Health Insurance | WYPR

Health Insurance

Rachel Baye

Members of the Maryland General Assembly are rushing to meet a legislative deadline Monday, which is known as Crossover Day in Annapolis. Any bills that have not passed in one chamber and “crossed over” to the other by the end of the day will face an additional hurdle and are less likely to become law this year.

This is the latest on some of the issues lawmakers are grappling with this year.

Minimum Wage

Rachel Baye

The Maryland General Assembly begins its annual 90-day session Wednesday in Annapolis, and reducing violent crime in Baltimore is at the top of political leaders’ agendas.

Creative Commons

Health insurance premiums on plans in Maryland’s individual insurance market decreased this year as a result of a reinsurance fund state lawmakers approved last year, but the fund only has enough money to last a few years.

To keep premiums down over the long term, state lawmakers who return to Annapolis next week are considering a new health insurance mandate and a fine for anyone who lacks insurance.

The proposal is similar to the federal Affordable Care Act’s “individual mandate” that Congress repealed late in 2017, but there’s a big difference:  Maryland taxpayers would be able to treat the fine as a down payment on a health insurance plan.

AP Photo/Sue Ogrocki

Two-and-a-half weeks before the deadline for enrolling in health insurance, we look at changes affecting what Marylanders will pay. Lara D. Wilson, Executive Director of the Maryland Rural Health Association, describes challenges and resources for the one-fourth of Marylanders who live in rural counties. And Andrew Ratner, Chief of Staff at the Maryland Health Benefit Exchange, explains how the state’s ‘reinsurance’ program has led to lower premiums.

Access the Maryland Rural Health Association here.

Access the Maryland Health Connection to purchase health insurance, here.

There are enrollment events happening around the state to purchase health insurance on site. Find that information here.

Dominique Maria Bonessi

During the last General Assembly session, lawmakers created a temporary fix to stabilize Maryland’s Obamacare exchange after Congress repealed the individual mandate to buy health insurance. Now, the Democratic gubernatorial candidates are backing what they say would be a permanent fix.

Healthcare for the Homeless

Jeff Garrett had a nice life.  Married, two kids, he and his wife both worked, and his job gave him the flexibility to be at home with his children. Hardly the portrait of a man on the brink of homelessness.  And yet, in remarkably short order, Jeff found himself divorced, separated from his kids, penniless, evicted, mentally unstable, and contemplating suicide.  Jeff’s story opens the door on a conversation about mental health and homelessness.  What are the safety nets, and what happens when they fail?  What’s the emotional and physical toll of homelessness?  And what’s our collective responsibility as a society when it comes to helping the most vulnerable among us? This month on Life in the Balance, understanding, and coping with, homelessness. 

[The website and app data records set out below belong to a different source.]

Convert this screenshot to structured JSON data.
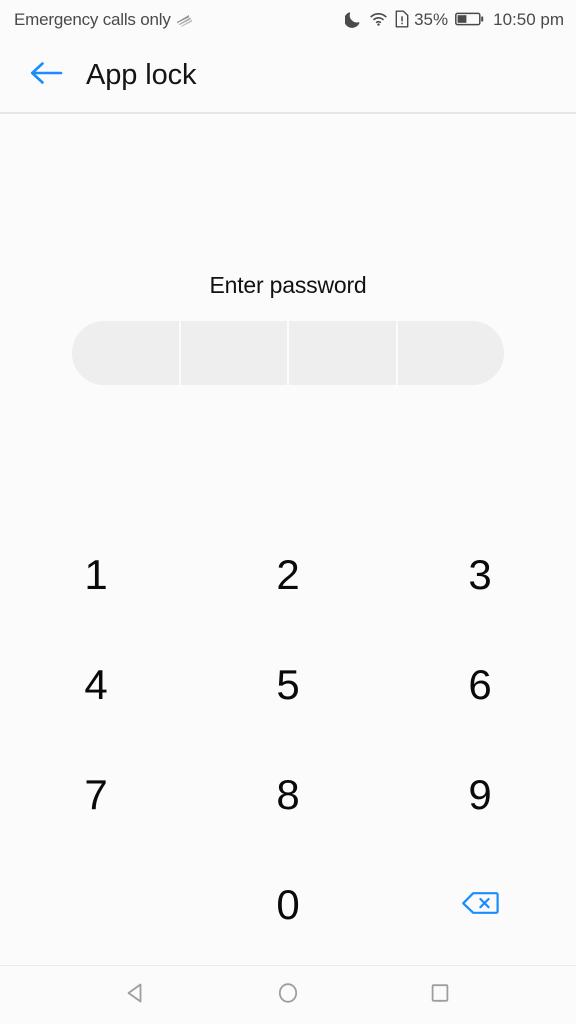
{
  "status_bar": {
    "carrier": "Emergency calls only",
    "signal_icon": "signal-bars-icon",
    "dnd_icon": "moon-do-not-disturb-icon",
    "wifi_icon": "wifi-icon",
    "sim_icon": "sim-card-alert-icon",
    "battery_percent": "35%",
    "battery_icon": "battery-icon",
    "battery_level": 40,
    "time": "10:50 pm"
  },
  "app_bar": {
    "back_icon": "back-arrow-icon",
    "title": "App lock",
    "accent_color": "#1a8cff"
  },
  "content": {
    "prompt": "Enter password",
    "password_field": {
      "cells": [
        "",
        "",
        "",
        ""
      ],
      "length": 4,
      "fill_color": "#eeeeee"
    }
  },
  "keypad": {
    "keys": [
      {
        "label": "1",
        "name": "key-1",
        "type": "digit"
      },
      {
        "label": "2",
        "name": "key-2",
        "type": "digit"
      },
      {
        "label": "3",
        "name": "key-3",
        "type": "digit"
      },
      {
        "label": "4",
        "name": "key-4",
        "type": "digit"
      },
      {
        "label": "5",
        "name": "key-5",
        "type": "digit"
      },
      {
        "label": "6",
        "name": "key-6",
        "type": "digit"
      },
      {
        "label": "7",
        "name": "key-7",
        "type": "digit"
      },
      {
        "label": "8",
        "name": "key-8",
        "type": "digit"
      },
      {
        "label": "9",
        "name": "key-9",
        "type": "digit"
      },
      {
        "label": "",
        "name": "key-blank",
        "type": "blank"
      },
      {
        "label": "0",
        "name": "key-0",
        "type": "digit"
      },
      {
        "label": "",
        "name": "key-backspace",
        "type": "backspace"
      }
    ],
    "backspace_icon": "backspace-delete-icon",
    "backspace_color": "#1a8cff"
  },
  "nav_bar": {
    "back_icon": "nav-back-triangle-icon",
    "home_icon": "nav-home-circle-icon",
    "recents_icon": "nav-recents-square-icon",
    "icon_color": "#9e9e9e"
  }
}
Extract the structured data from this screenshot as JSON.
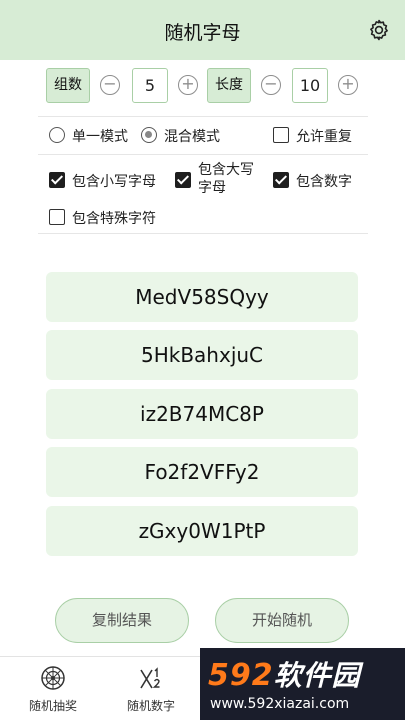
{
  "header": {
    "title": "随机字母",
    "settings_icon": "gear-icon"
  },
  "controls": {
    "group_label": "组数",
    "group_value": "5",
    "length_label": "长度",
    "length_value": "10",
    "minus_symbol": "−",
    "plus_symbol": "+"
  },
  "modes": {
    "single": "单一模式",
    "mixed": "混合模式",
    "allow_repeat": "允许重复",
    "selected": "mixed"
  },
  "options": {
    "lowercase": "包含小写字母",
    "uppercase_line1": "包含大写",
    "uppercase_line2": "字母",
    "digits": "包含数字",
    "special": "包含特殊字符"
  },
  "results": [
    "MedV58SQyy",
    "5HkBahxjuC",
    "iz2B74MC8P",
    "Fo2f2VFFy2",
    "zGxy0W1PtP"
  ],
  "actions": {
    "copy": "复制结果",
    "start": "开始随机"
  },
  "tabbar": {
    "tabs": [
      {
        "label": "随机抽奖",
        "icon": "wheel-icon"
      },
      {
        "label": "随机数字",
        "icon": "dice-numbers-icon"
      }
    ]
  },
  "watermark": {
    "brand_number": "592",
    "brand_text": "软件园",
    "url": "www.592xiazai.com"
  },
  "colors": {
    "accent_bg": "#d7ecd5",
    "accent_border": "#a9cfa6",
    "result_bg": "#eaf6e8"
  }
}
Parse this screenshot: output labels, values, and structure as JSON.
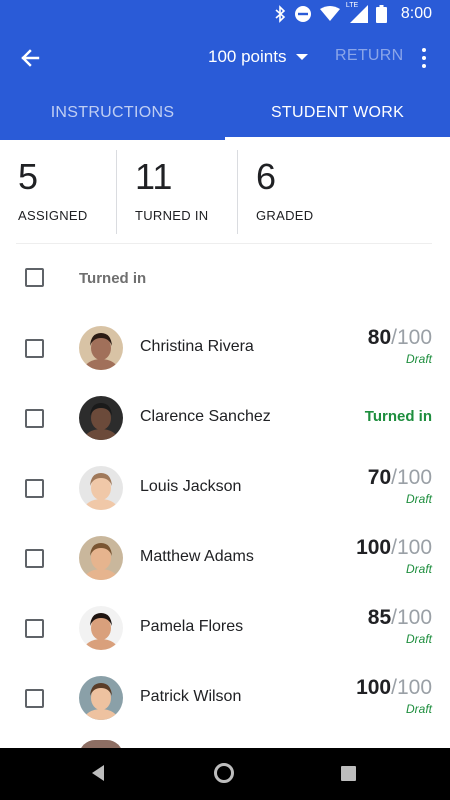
{
  "status_bar": {
    "time": "8:00",
    "network": "LTE"
  },
  "app_bar": {
    "points_label": "100 points",
    "return_label": "RETURN"
  },
  "tabs": [
    {
      "label": "INSTRUCTIONS",
      "active": false
    },
    {
      "label": "STUDENT WORK",
      "active": true
    }
  ],
  "stats": [
    {
      "value": "5",
      "label": "ASSIGNED"
    },
    {
      "value": "11",
      "label": "TURNED IN"
    },
    {
      "value": "6",
      "label": "GRADED"
    }
  ],
  "list_header": {
    "label": "Turned in"
  },
  "students": [
    {
      "name": "Christina Rivera",
      "score": "80",
      "out_of": "/100",
      "status": "Draft",
      "avatar_skin": "#a1705a",
      "avatar_hair": "#2b1b14",
      "avatar_bg": "#d8c3a5"
    },
    {
      "name": "Clarence Sanchez",
      "turned_in": "Turned in",
      "avatar_skin": "#6b4a3a",
      "avatar_hair": "#1a1a1a",
      "avatar_bg": "#2c2c2c"
    },
    {
      "name": "Louis Jackson",
      "score": "70",
      "out_of": "/100",
      "status": "Draft",
      "avatar_skin": "#f0c8a8",
      "avatar_hair": "#a0795a",
      "avatar_bg": "#e6e6e6"
    },
    {
      "name": "Matthew Adams",
      "score": "100",
      "out_of": "/100",
      "status": "Draft",
      "avatar_skin": "#e6b48e",
      "avatar_hair": "#7a5532",
      "avatar_bg": "#c9b79c"
    },
    {
      "name": "Pamela Flores",
      "score": "85",
      "out_of": "/100",
      "status": "Draft",
      "avatar_skin": "#d9a07c",
      "avatar_hair": "#1e1410",
      "avatar_bg": "#f2f2f2"
    },
    {
      "name": "Patrick Wilson",
      "score": "100",
      "out_of": "/100",
      "status": "Draft",
      "avatar_skin": "#eec2a0",
      "avatar_hair": "#5a3d28",
      "avatar_bg": "#8aa0a8"
    }
  ],
  "colors": {
    "primary": "#2a5bd7",
    "success_green": "#1e8e3e",
    "muted_text": "#9aa0a6"
  }
}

Maryland Health Connection

If Congress repeals or stops enforcing the individual mandate and Maryland doesn’t change anything about the way its insurance market works, state residents will feel the effects quickly, health care experts warned a state commission Tuesday.

“If we don’t act next year, it’s very likely we won’t have an individual market in 2019 in Maryland,” said Deb Rivkin, Vice President of Government Affairs for Maryland at Carefirst Blue Cross Blue Shield, the state’s largest health insurer.

Sen. Ben Cardin said he is optimistic about a possible bipartisan health care bill. He made the comments on Friday while speaking with WYPR’s Tom Hall on Midday.

TEDxBaltimore / Flickr / Creative Commons

Evergreen Health is no longer allowed to sell insurance on Maryland’s individual health insurance market as a result of the insurer’s "financially hazardous condition," state Insurance Commissioner Al Redmer said in an administrative order Thursday.

Rachel Baye

Sixty-four-year old Johnnie Davis has been treating his heroin addiction at the Bon Secours New Hope Treatment Center in West Baltimore for nearly 20 years.

“When I came here, I didn’t have no insurance,” he said. “And if I wasn’t here, I could imagine where my life would have turned because I was known for drugs — selling drugs.”

Rachel Baye

As Congress debates cutting access to Planned Parenthood for Medicaid recipients, Maryland’s legislative leaders are pushing a plan to replace the lost funding, which they estimate would be about $2.7 million a year.

A local DREAMer and her family fight to stay healthy

Jun 28, 2016
Mary Wiltenburg

Some days, in the busy East Baltimore insurance agency where she works, saleswoman Nathaly Uribe takes nonstop calls from members of the city’s Latino community, looking to buy home and car protection plans. It’s an unspoken irony that the women in her office, who spend eight hours a day insuring others, don’t have health insurance themselves.